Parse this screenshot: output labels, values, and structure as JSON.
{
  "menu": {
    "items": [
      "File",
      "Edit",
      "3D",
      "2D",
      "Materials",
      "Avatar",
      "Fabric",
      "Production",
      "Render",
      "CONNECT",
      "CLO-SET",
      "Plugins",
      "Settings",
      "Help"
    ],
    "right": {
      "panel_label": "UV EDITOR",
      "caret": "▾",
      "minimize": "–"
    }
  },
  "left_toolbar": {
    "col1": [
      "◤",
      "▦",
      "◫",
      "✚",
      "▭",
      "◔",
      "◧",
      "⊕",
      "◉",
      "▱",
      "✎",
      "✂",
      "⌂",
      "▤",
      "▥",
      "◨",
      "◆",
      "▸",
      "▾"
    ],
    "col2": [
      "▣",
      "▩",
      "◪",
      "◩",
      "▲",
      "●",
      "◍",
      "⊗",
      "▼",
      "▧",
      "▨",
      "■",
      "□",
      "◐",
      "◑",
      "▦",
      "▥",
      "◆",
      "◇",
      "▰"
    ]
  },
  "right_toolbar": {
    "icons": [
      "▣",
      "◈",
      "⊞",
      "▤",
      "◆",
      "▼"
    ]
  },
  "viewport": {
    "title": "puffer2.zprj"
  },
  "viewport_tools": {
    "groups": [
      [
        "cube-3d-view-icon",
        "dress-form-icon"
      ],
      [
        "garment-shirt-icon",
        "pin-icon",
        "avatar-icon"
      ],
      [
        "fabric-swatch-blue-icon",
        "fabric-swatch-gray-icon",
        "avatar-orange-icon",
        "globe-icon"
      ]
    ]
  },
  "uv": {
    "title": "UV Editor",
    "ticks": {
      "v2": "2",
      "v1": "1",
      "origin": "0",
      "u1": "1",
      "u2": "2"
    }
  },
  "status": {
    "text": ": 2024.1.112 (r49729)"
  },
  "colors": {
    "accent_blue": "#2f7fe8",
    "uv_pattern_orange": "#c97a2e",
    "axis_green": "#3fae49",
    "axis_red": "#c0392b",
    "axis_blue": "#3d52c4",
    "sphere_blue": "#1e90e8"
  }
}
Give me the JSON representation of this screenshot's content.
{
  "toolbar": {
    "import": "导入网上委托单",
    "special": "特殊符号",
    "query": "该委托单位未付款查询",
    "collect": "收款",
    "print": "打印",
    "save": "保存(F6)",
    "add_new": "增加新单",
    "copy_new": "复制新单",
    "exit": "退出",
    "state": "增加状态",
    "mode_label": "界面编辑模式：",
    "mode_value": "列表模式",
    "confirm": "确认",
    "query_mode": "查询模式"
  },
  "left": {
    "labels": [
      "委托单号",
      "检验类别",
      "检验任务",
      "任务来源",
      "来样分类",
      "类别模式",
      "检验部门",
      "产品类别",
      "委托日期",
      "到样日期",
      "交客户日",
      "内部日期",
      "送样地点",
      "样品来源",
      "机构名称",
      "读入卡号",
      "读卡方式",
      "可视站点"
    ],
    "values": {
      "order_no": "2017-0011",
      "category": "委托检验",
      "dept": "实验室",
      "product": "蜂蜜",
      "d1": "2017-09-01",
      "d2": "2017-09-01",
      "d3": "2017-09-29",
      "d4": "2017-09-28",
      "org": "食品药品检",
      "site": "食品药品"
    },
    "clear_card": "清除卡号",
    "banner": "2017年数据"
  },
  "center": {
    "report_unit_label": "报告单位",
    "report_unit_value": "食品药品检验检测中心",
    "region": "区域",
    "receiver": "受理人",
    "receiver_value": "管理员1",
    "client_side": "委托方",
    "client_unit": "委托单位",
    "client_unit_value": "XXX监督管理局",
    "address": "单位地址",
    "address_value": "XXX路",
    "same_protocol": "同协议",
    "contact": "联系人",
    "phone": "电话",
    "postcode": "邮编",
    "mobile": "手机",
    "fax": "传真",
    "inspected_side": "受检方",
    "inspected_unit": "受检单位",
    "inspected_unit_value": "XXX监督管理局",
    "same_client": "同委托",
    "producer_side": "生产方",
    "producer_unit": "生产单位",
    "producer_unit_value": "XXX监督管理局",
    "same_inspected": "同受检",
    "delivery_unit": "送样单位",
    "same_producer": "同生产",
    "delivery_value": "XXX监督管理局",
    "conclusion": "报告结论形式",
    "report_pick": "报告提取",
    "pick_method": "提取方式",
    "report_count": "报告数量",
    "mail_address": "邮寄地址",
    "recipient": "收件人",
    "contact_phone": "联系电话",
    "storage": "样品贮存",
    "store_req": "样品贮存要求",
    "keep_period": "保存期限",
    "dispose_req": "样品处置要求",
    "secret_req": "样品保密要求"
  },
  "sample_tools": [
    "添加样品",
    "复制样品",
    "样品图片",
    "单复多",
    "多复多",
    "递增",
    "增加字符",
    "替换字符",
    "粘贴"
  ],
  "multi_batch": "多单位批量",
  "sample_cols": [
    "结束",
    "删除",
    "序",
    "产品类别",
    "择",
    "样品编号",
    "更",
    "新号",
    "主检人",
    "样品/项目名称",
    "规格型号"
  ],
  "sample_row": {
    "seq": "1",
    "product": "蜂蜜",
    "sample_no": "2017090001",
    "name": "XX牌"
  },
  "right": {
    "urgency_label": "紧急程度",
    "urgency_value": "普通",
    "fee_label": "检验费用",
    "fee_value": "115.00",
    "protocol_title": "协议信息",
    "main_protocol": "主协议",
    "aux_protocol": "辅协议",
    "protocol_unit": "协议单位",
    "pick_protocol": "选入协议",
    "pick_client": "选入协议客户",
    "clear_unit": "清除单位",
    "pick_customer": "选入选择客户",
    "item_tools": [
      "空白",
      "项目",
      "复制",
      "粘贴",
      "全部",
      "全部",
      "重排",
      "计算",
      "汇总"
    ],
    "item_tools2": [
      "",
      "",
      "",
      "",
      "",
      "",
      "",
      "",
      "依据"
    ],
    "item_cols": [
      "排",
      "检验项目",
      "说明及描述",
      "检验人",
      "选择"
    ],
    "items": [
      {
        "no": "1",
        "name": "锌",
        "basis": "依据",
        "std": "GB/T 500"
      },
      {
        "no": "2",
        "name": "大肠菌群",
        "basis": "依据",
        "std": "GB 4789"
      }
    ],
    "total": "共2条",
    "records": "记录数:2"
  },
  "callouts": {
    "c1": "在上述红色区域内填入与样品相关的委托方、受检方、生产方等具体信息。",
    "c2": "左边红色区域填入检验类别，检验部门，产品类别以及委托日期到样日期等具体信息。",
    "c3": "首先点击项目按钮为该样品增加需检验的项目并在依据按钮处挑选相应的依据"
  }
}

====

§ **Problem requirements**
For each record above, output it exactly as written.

§ **Response box**
Parse this screenshot: output labels, values, and structure as JSON.
{
  "menu": {
    "items": [
      "File",
      "Edit",
      "3D",
      "2D",
      "Materials",
      "Avatar",
      "Fabric",
      "Production",
      "Render",
      "CONNECT",
      "CLO-SET",
      "Plugins",
      "Settings",
      "Help"
    ],
    "right": {
      "panel_label": "UV EDITOR",
      "caret": "▾",
      "minimize": "–"
    }
  },
  "left_toolbar": {
    "col1": [
      "◤",
      "▦",
      "◫",
      "✚",
      "▭",
      "◔",
      "◧",
      "⊕",
      "◉",
      "▱",
      "✎",
      "✂",
      "⌂",
      "▤",
      "▥",
      "◨",
      "◆",
      "▸",
      "▾"
    ],
    "col2": [
      "▣",
      "▩",
      "◪",
      "◩",
      "▲",
      "●",
      "◍",
      "⊗",
      "▼",
      "▧",
      "▨",
      "■",
      "□",
      "◐",
      "◑",
      "▦",
      "▥",
      "◆",
      "◇",
      "▰"
    ]
  },
  "right_toolbar": {
    "icons": [
      "▣",
      "◈",
      "⊞",
      "▤",
      "◆",
      "▼"
    ]
  },
  "viewport": {
    "title": "puffer2.zprj"
  },
  "viewport_tools": {
    "groups": [
      [
        "cube-3d-view-icon",
        "dress-form-icon"
      ],
      [
        "garment-shirt-icon",
        "pin-icon",
        "avatar-icon"
      ],
      [
        "fabric-swatch-blue-icon",
        "fabric-swatch-gray-icon",
        "avatar-orange-icon",
        "globe-icon"
      ]
    ]
  },
  "uv": {
    "title": "UV Editor",
    "ticks": {
      "v2": "2",
      "v1": "1",
      "origin": "0",
      "u1": "1",
      "u2": "2"
    }
  },
  "status": {
    "text": ": 2024.1.112 (r49729)"
  },
  "colors": {
    "accent_blue": "#2f7fe8",
    "uv_pattern_orange": "#c97a2e",
    "axis_green": "#3fae49",
    "axis_red": "#c0392b",
    "axis_blue": "#3d52c4",
    "sphere_blue": "#1e90e8"
  }
}
Give me the JSON representation of this screenshot's content.
{
  "toolbar": {
    "import": "导入网上委托单",
    "special": "特殊符号",
    "query": "该委托单位未付款查询",
    "collect": "收款",
    "print": "打印",
    "save": "保存(F6)",
    "add_new": "增加新单",
    "copy_new": "复制新单",
    "exit": "退出",
    "state": "增加状态",
    "mode_label": "界面编辑模式：",
    "mode_value": "列表模式",
    "confirm": "确认",
    "query_mode": "查询模式"
  },
  "left": {
    "labels": [
      "委托单号",
      "检验类别",
      "检验任务",
      "任务来源",
      "来样分类",
      "类别模式",
      "检验部门",
      "产品类别",
      "委托日期",
      "到样日期",
      "交客户日",
      "内部日期",
      "送样地点",
      "样品来源",
      "机构名称",
      "读入卡号",
      "读卡方式",
      "可视站点"
    ],
    "values": {
      "order_no": "2017-0011",
      "category": "委托检验",
      "dept": "实验室",
      "product": "蜂蜜",
      "d1": "2017-09-01",
      "d2": "2017-09-01",
      "d3": "2017-09-29",
      "d4": "2017-09-28",
      "org": "食品药品检",
      "site": "食品药品"
    },
    "clear_card": "清除卡号",
    "banner": "2017年数据"
  },
  "center": {
    "report_unit_label": "报告单位",
    "report_unit_value": "食品药品检验检测中心",
    "region": "区域",
    "receiver": "受理人",
    "receiver_value": "管理员1",
    "client_side": "委托方",
    "client_unit": "委托单位",
    "client_unit_value": "XXX监督管理局",
    "address": "单位地址",
    "address_value": "XXX路",
    "same_protocol": "同协议",
    "contact": "联系人",
    "phone": "电话",
    "postcode": "邮编",
    "mobile": "手机",
    "fax": "传真",
    "inspected_side": "受检方",
    "inspected_unit": "受检单位",
    "inspected_unit_value": "XXX监督管理局",
    "same_client": "同委托",
    "producer_side": "生产方",
    "producer_unit": "生产单位",
    "producer_unit_value": "XXX监督管理局",
    "same_inspected": "同受检",
    "delivery_unit": "送样单位",
    "same_producer": "同生产",
    "delivery_value": "XXX监督管理局",
    "conclusion": "报告结论形式",
    "report_pick": "报告提取",
    "pick_method": "提取方式",
    "report_count": "报告数量",
    "mail_address": "邮寄地址",
    "recipient": "收件人",
    "contact_phone": "联系电话",
    "storage": "样品贮存",
    "store_req": "样品贮存要求",
    "keep_period": "保存期限",
    "dispose_req": "样品处置要求",
    "secret_req": "样品保密要求"
  },
  "sample_tools": [
    "添加样品",
    "复制样品",
    "样品图片",
    "单复多",
    "多复多",
    "递增",
    "增加字符",
    "替换字符",
    "粘贴"
  ],
  "multi_batch": "多单位批量",
  "sample_cols": [
    "结束",
    "删除",
    "序",
    "产品类别",
    "择",
    "样品编号",
    "更",
    "新号",
    "主检人",
    "样品/项目名称",
    "规格型号"
  ],
  "sample_row": {
    "seq": "1",
    "product": "蜂蜜",
    "sample_no": "2017090001",
    "name": "XX牌"
  },
  "right": {
    "urgency_label": "紧急程度",
    "urgency_value": "普通",
    "fee_label": "检验费用",
    "fee_value": "115.00",
    "protocol_title": "协议信息",
    "main_protocol": "主协议",
    "aux_protocol": "辅协议",
    "protocol_unit": "协议单位",
    "pick_protocol": "选入协议",
    "pick_client": "选入协议客户",
    "clear_unit": "清除单位",
    "pick_customer": "选入选择客户",
    "item_tools": [
      "空白",
      "项目",
      "复制",
      "粘贴",
      "全部",
      "全部",
      "重排",
      "计算",
      "汇总"
    ],
    "item_tools2": [
      "",
      "",
      "",
      "",
      "",
      "",
      "",
      "",
      "依据"
    ],
    "item_cols": [
      "排",
      "检验项目",
      "说明及描述",
      "检验人",
      "选择"
    ],
    "items": [
      {
        "no": "1",
        "name": "锌",
        "basis": "依据",
        "std": "GB/T 500"
      },
      {
        "no": "2",
        "name": "大肠菌群",
        "basis": "依据",
        "std": "GB 4789"
      }
    ],
    "total": "共2条",
    "records": "记录数:2"
  },
  "callouts": {
    "c1": "在上述红色区域内填入与样品相关的委托方、受检方、生产方等具体信息。",
    "c2": "左边红色区域填入检验类别，检验部门，产品类别以及委托日期到样日期等具体信息。",
    "c3": "首先点击项目按钮为该样品增加需检验的项目并在依据按钮处挑选相应的依据"
  }
}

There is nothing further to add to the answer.